In the video, dynamics play out subtly between the two participants. Using a mirror effect, a face appears as though unfolding from the center and sides of the screen. The minute physical distance between the two is broached by scent and breath and the awareness of the proximity from one person to another. “I ask them to close their eyes because when you close your eyes, you are losing that visual distance. These days we depend too much on our eyes. When you close them, other senses are heightened.” Kim also noted differences in how adolescents engage with their parents at different age levels. “I notice when kids are young, let’s say five years old or ten years old, they’re still very physically close to their parents.

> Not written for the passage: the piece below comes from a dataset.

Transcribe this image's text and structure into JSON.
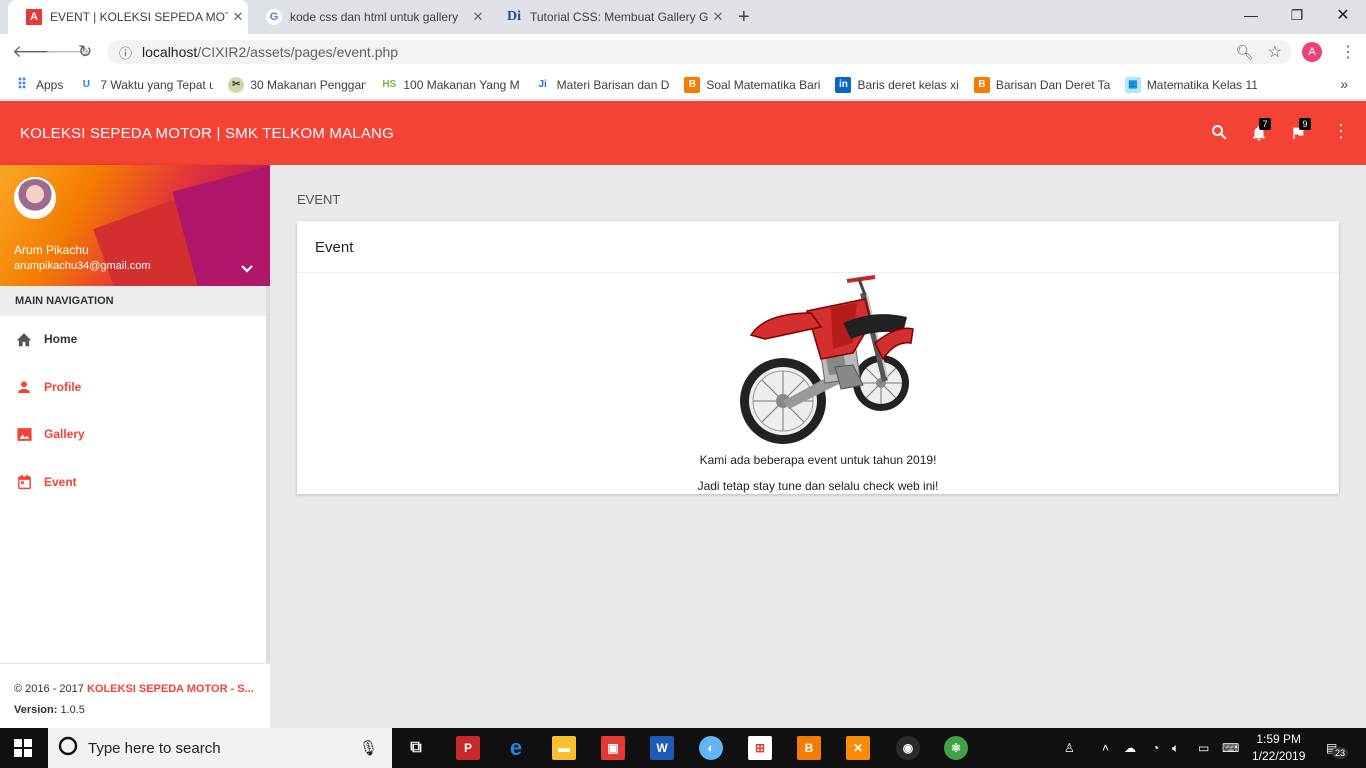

They don’t mind hugging their mom or touching their mom. The teenage boys are not comfortable with it. They don’t want to grab their mom’s hand. They’re almost scared. Some Americans are not comfortable with it or they try to avoid the interaction by talking.”

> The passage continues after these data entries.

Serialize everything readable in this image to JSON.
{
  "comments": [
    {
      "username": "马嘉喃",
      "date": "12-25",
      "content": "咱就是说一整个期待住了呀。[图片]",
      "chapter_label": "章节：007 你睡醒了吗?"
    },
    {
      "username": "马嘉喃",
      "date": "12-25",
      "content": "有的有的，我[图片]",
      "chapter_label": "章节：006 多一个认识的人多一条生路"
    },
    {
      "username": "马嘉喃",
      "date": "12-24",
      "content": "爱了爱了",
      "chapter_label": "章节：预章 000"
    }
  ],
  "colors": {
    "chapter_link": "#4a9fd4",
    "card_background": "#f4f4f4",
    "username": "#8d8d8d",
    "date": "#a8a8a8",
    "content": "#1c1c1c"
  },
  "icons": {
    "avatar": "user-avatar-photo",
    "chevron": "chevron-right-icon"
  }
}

Three minutes, though not a long duration, feels much longer when your eyes are closed and your and your partner’s faces are mere centimeters apart. “People tell me it feels like five or 10 minutes,” Kim said. She began Intimate Distance last summer, then continued the project during a residency in Hungary before coming to the Art Institute this spring. “I’m more interested in relationships like father and daughter, mother and son. I’d love to expand it to other human relationships. I have lived in the U.S. for seven years, and I visit my family once in a year or once in two years. I have a strong Asian family bonding, but they’re physically far away. Families, especially in Asian culture, they take care of everything for you but at the same time they value individual privacy. There’s my freedom, there’s my choices, my privacy. That was in my mind, and last summer when I asked my family, ‘Can you do this? Just close your eyes for three minutes?’, in the beginning they were not sure about it. But once they participated they were interested, especially my mom; she’s very supportive.”
Kim began to see a pattern in the family relationships she recorded that challenge cultural roles. “Sometimes a mom takes a passive role in the family but in the video, mom will actually try to keep the intimacy. In a way, in the relationship, mom has a more active role than her husband. It’s a whole hidden dynamic, expressed in the body language. Maybe your mom is the one who bonds all the family or she’s more strong and persistent. Hopefully this body performance reflects that hidden relationship.” Visitors can participate beginning at 6:30 p.m. on Friday, June 12, or between 1 and 5 p.m. on Saturday and Sunday. The video project will be on view at El Museo for the run of the festival. ◀